Gerow hopes to offer perspective through trail challenges

My daughter, Penelope, was born fourteen years ago, and this is the first season she decided to try mountain biking. She grew up covered in greasy chain marks, being pulled in blanketed trailers behind me on training rides, and I haven’t been in a hurry to indoctrinate her with the dirtbag flag. I feel like she needed to come by it on her own if there is any chance she would enjoy MTB culture and sport.

Thanks in large part to her stepmom’s natural teaching gift, Penelope leapt onto the trail this season with a level of fervor and grit that I hadn’t previously seen from her. She quickly learned about scrapes and bruises, and she’s now advancing to drops and jumps. Like any teenager on the trail, she wants to ride like Myriam Nicole by tomorrow, and, impressively, she’s also putting in the skills work to create a solid base for those coming acrobatics.

A primary reason I’m stoked for my kiddo to enjoy trails is that it gives her grounds to spend more time in nature. The more time we spend in the forest, the more we will appreciate and protect that natural environment. Given her generational penchant for screen-time, there are barriers between her and the trees that I didn’t have as a kid. Mountain biking has piqued her interest in all sorts of flora and fauna outside the home and phone, and her stoke for getting dirty all day is steadily growing. It’s heartwarming to see her appreciating and learning about the world alongside the trails, and I hope she carries that forward through life.

I’ve repeated ad nauseam that I love how progression in mountain biking has no end goal. It’s all in the current and future process. There will forever be new things to learn and others to improve, higher hills to climb, and steeper ramps to launch. These endless challenges present allegories that we can filter our lives through. When things feel hard in our relationships or at work we can look to the trials we have overcome on the trail for reminders of what we’re capable of and how life’s difficulties eventually soften and become manageable. In this way, mountain biking is a life skills toolkit for kids, whether they realize it or not.

Most mountain bikers I’ve met have a core friend group who all have bike-packed garages. This sport has provided me with more community than anything else in my life, and I want that to be true for my daughter, no matter how deep she decides to dig her trail career. She’s already using her ability to ride tricky trails as cultural capital with friends, sharing her pride around overcoming fear and learning skills. She gets to feel cool as a mountain biker and has something cherished to share on her social media channels. She’s consistently looking for other kids who ride and occasionally scheming ways to get other girls on bikes, which should eventually pile into a large loving community she can support and be supported by.

A patently obvious piece of the MTB puzzle for kids is that the sport is a sport. It allows them to learn about their competitive spirit, to build strength and endurance toward their riding goals, to fail and then ride again, to experience improvements and gains, and to generally feel healthier than they might have playing video games in the basement. Penelope’s decidedly active and health-conscious stepmom and I have worked hard to exemplify a healthy relationship to fun-physical-fitness for our kiddo that she is starting to embrace as her own. I have no doubt that her ability to conflate fun outdoor activities with feeling good will serve her as an adult.

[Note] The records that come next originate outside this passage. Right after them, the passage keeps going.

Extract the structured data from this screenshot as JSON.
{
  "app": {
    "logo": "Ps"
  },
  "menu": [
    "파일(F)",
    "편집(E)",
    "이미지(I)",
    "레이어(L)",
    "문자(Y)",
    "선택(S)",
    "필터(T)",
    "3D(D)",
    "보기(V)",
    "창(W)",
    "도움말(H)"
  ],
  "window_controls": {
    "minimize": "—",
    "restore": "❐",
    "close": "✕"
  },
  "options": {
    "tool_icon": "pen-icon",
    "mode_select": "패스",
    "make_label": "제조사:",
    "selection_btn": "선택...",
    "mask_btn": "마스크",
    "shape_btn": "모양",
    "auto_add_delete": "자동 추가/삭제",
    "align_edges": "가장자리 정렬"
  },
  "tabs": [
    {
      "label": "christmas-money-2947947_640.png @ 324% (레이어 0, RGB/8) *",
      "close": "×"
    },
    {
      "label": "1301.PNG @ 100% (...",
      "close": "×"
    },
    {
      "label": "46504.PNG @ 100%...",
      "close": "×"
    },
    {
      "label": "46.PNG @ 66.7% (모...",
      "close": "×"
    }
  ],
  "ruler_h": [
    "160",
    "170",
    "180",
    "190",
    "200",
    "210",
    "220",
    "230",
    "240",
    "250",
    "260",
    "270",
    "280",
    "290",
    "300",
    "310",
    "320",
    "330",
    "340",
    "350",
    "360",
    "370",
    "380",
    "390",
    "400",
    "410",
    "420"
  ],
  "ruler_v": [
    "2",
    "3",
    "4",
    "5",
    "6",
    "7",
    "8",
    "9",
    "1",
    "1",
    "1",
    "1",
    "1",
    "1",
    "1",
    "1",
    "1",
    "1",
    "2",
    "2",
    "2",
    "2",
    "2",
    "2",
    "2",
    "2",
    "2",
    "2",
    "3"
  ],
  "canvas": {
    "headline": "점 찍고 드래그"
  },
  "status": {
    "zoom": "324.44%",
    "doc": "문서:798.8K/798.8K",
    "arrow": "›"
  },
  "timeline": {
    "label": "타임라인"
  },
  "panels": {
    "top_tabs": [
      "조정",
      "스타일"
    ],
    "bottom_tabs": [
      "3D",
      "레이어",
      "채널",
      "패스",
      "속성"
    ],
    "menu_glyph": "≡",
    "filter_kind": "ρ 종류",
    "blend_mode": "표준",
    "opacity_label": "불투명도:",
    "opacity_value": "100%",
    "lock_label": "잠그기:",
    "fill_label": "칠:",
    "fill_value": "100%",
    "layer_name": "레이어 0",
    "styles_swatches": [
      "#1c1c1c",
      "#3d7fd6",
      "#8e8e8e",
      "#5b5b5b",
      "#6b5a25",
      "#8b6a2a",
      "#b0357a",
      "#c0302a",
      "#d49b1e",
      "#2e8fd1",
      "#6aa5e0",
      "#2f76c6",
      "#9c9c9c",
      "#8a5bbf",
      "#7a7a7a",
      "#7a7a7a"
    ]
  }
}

Penelope is also learning to negate harmful gender norms and to assert herself in a traditionally male-dominated culture through mountain biking. She loves the fact that she’s faster and braver than the boys, and that she has loads of positive female athletes to look up to as role models. She sees women in the burgeoning slopestyle and freeride scene as people she wants to ride like and be like, and I couldn’t be happier for her to have those strong examples to look toward. As a staunch feminist parent, seeing my kiddo stand in her truth as a strong and confident young person despite gendered expectations brings me a mountain of gratitude.